• TASK REQUIREMENTS:
Send back every line of the data exactly.

[Items from an interface collection]
[Start of Attachment]
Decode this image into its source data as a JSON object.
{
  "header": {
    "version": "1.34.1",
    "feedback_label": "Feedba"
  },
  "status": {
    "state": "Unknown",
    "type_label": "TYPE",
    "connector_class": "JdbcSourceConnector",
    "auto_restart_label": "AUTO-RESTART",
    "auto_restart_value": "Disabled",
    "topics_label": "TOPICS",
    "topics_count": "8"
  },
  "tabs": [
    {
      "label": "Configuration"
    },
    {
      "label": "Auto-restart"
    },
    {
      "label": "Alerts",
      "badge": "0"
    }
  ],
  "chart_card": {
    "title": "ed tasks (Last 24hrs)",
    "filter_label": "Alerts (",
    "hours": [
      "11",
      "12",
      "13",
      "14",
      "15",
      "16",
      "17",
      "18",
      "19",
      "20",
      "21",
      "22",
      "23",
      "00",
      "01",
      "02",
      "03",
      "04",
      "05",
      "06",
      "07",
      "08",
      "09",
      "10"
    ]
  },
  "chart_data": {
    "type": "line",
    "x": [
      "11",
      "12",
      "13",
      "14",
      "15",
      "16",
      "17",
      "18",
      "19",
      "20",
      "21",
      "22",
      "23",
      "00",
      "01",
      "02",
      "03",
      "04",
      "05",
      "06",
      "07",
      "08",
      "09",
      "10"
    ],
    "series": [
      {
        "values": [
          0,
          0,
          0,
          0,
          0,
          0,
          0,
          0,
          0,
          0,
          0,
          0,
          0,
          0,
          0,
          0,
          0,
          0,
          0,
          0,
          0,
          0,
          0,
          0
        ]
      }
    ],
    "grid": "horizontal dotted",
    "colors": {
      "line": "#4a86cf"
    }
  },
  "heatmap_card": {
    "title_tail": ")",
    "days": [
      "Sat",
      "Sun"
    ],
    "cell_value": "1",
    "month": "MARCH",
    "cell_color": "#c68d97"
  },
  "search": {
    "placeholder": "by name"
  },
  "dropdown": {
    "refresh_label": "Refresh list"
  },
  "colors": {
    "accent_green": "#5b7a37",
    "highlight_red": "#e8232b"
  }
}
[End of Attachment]
• SOLUTION TO THIS PROBLEM:
Decode this image into its source data as a JSON object.
{
  "header": {
    "version": "1.34.1",
    "feedback_label": "Feedba"
  },
  "status": {
    "state": "Unknown",
    "type_label": "TYPE",
    "connector_class": "JdbcSourceConnector",
    "auto_restart_label": "AUTO-RESTART",
    "auto_restart_value": "Disabled",
    "topics_label": "TOPICS",
    "topics_count": "8"
  },
  "tabs": [
    {
      "label": "Configuration"
    },
    {
      "label": "Auto-restart"
    },
    {
      "label": "Alerts",
      "badge": "0"
    }
  ],
  "chart_card": {
    "title": "ed tasks (Last 24hrs)",
    "filter_label": "Alerts (",
    "hours": [
      "11",
      "12",
      "13",
      "14",
      "15",
      "16",
      "17",
      "18",
      "19",
      "20",
      "21",
      "22",
      "23",
      "00",
      "01",
      "02",
      "03",
      "04",
      "05",
      "06",
      "07",
      "08",
      "09",
      "10"
    ]
  },
  "chart_data": {
    "type": "line",
    "x": [
      "11",
      "12",
      "13",
      "14",
      "15",
      "16",
      "17",
      "18",
      "19",
      "20",
      "21",
      "22",
      "23",
      "00",
      "01",
      "02",
      "03",
      "04",
      "05",
      "06",
      "07",
      "08",
      "09",
      "10"
    ],
    "series": [
      {
        "values": [
          0,
          0,
          0,
          0,
          0,
          0,
          0,
          0,
          0,
          0,
          0,
          0,
          0,
          0,
          0,
          0,
          0,
          0,
          0,
          0,
          0,
          0,
          0,
          0
        ]
      }
    ],
    "grid": "horizontal dotted",
    "colors": {
      "line": "#4a86cf"
    }
  },
  "heatmap_card": {
    "title_tail": ")",
    "days": [
      "Sat",
      "Sun"
    ],
    "cell_value": "1",
    "month": "MARCH",
    "cell_color": "#c68d97"
  },
  "search": {
    "placeholder": "by name"
  },
  "dropdown": {
    "refresh_label": "Refresh list"
  },
  "colors": {
    "accent_green": "#5b7a37",
    "highlight_red": "#e8232b"
  }
}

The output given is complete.